◆ **Task to carry out**
Without including any image, repeat every record exactly.

_____

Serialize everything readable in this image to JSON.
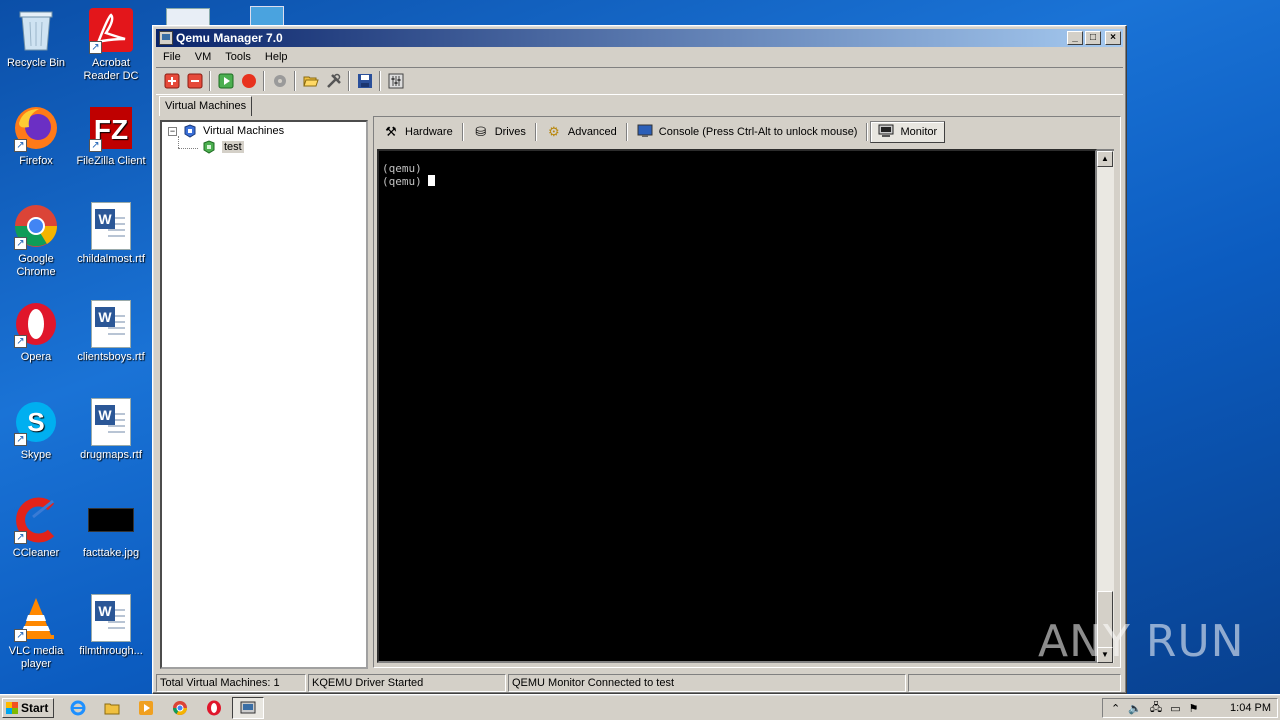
{
  "desktop": {
    "icons": [
      {
        "label": "Recycle Bin"
      },
      {
        "label": "Acrobat Reader DC"
      },
      {
        "label": "Firefox"
      },
      {
        "label": "FileZilla Client"
      },
      {
        "label": "Google Chrome"
      },
      {
        "label": "childalmost.rtf"
      },
      {
        "label": "Opera"
      },
      {
        "label": "clientsboys.rtf"
      },
      {
        "label": "Skype"
      },
      {
        "label": "drugmaps.rtf"
      },
      {
        "label": "CCleaner"
      },
      {
        "label": "facttake.jpg"
      },
      {
        "label": "VLC media player"
      },
      {
        "label": "filmthrough..."
      }
    ]
  },
  "window": {
    "title": "Qemu Manager 7.0",
    "controls": {
      "minimize": "_",
      "maximize": "□",
      "close": "×"
    }
  },
  "menu": {
    "file": "File",
    "vm": "VM",
    "tools": "Tools",
    "help": "Help"
  },
  "toolbar": {
    "icons": [
      "add-vm-icon",
      "remove-vm-icon",
      "play-icon",
      "stop-icon",
      "disk-icon",
      "open-folder-icon",
      "tools-icon",
      "save-icon",
      "settings-icon"
    ]
  },
  "main_tab": {
    "label": "Virtual Machines"
  },
  "tree": {
    "root_label": "Virtual Machines",
    "expander": "−",
    "child_label": "test"
  },
  "subtabs": {
    "hardware": "Hardware",
    "drives": "Drives",
    "advanced": "Advanced",
    "console": "Console (Press Ctrl-Alt to unlock mouse)",
    "monitor": "Monitor"
  },
  "console": {
    "lines": [
      "(qemu)",
      "(qemu)"
    ]
  },
  "statusbar": {
    "total": "Total Virtual Machines: 1",
    "driver": "KQEMU Driver Started",
    "monitor": "QEMU Monitor Connected to test",
    "empty": ""
  },
  "taskbar": {
    "start_label": "Start",
    "clock": "1:04 PM",
    "tray_arrow": "⌃"
  },
  "watermark": "ANY RUN",
  "colors": {
    "title_gradient_start": "#0a246a",
    "title_gradient_end": "#a6caf0",
    "console_bg": "#000000",
    "desktop_bg": "#1a73d6"
  }
}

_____

◆ **Response box**
Serialize everything readable in this image to JSON.
{
  "desktop": {
    "icons": [
      {
        "label": "Recycle Bin"
      },
      {
        "label": "Acrobat Reader DC"
      },
      {
        "label": "Firefox"
      },
      {
        "label": "FileZilla Client"
      },
      {
        "label": "Google Chrome"
      },
      {
        "label": "childalmost.rtf"
      },
      {
        "label": "Opera"
      },
      {
        "label": "clientsboys.rtf"
      },
      {
        "label": "Skype"
      },
      {
        "label": "drugmaps.rtf"
      },
      {
        "label": "CCleaner"
      },
      {
        "label": "facttake.jpg"
      },
      {
        "label": "VLC media player"
      },
      {
        "label": "filmthrough..."
      }
    ]
  },
  "window": {
    "title": "Qemu Manager 7.0",
    "controls": {
      "minimize": "_",
      "maximize": "□",
      "close": "×"
    }
  },
  "menu": {
    "file": "File",
    "vm": "VM",
    "tools": "Tools",
    "help": "Help"
  },
  "toolbar": {
    "icons": [
      "add-vm-icon",
      "remove-vm-icon",
      "play-icon",
      "stop-icon",
      "disk-icon",
      "open-folder-icon",
      "tools-icon",
      "save-icon",
      "settings-icon"
    ]
  },
  "main_tab": {
    "label": "Virtual Machines"
  },
  "tree": {
    "root_label": "Virtual Machines",
    "expander": "−",
    "child_label": "test"
  },
  "subtabs": {
    "hardware": "Hardware",
    "drives": "Drives",
    "advanced": "Advanced",
    "console": "Console (Press Ctrl-Alt to unlock mouse)",
    "monitor": "Monitor"
  },
  "console": {
    "lines": [
      "(qemu)",
      "(qemu)"
    ]
  },
  "statusbar": {
    "total": "Total Virtual Machines: 1",
    "driver": "KQEMU Driver Started",
    "monitor": "QEMU Monitor Connected to test",
    "empty": ""
  },
  "taskbar": {
    "start_label": "Start",
    "clock": "1:04 PM",
    "tray_arrow": "⌃"
  },
  "watermark": "ANY RUN",
  "colors": {
    "title_gradient_start": "#0a246a",
    "title_gradient_end": "#a6caf0",
    "console_bg": "#000000",
    "desktop_bg": "#1a73d6"
  }
}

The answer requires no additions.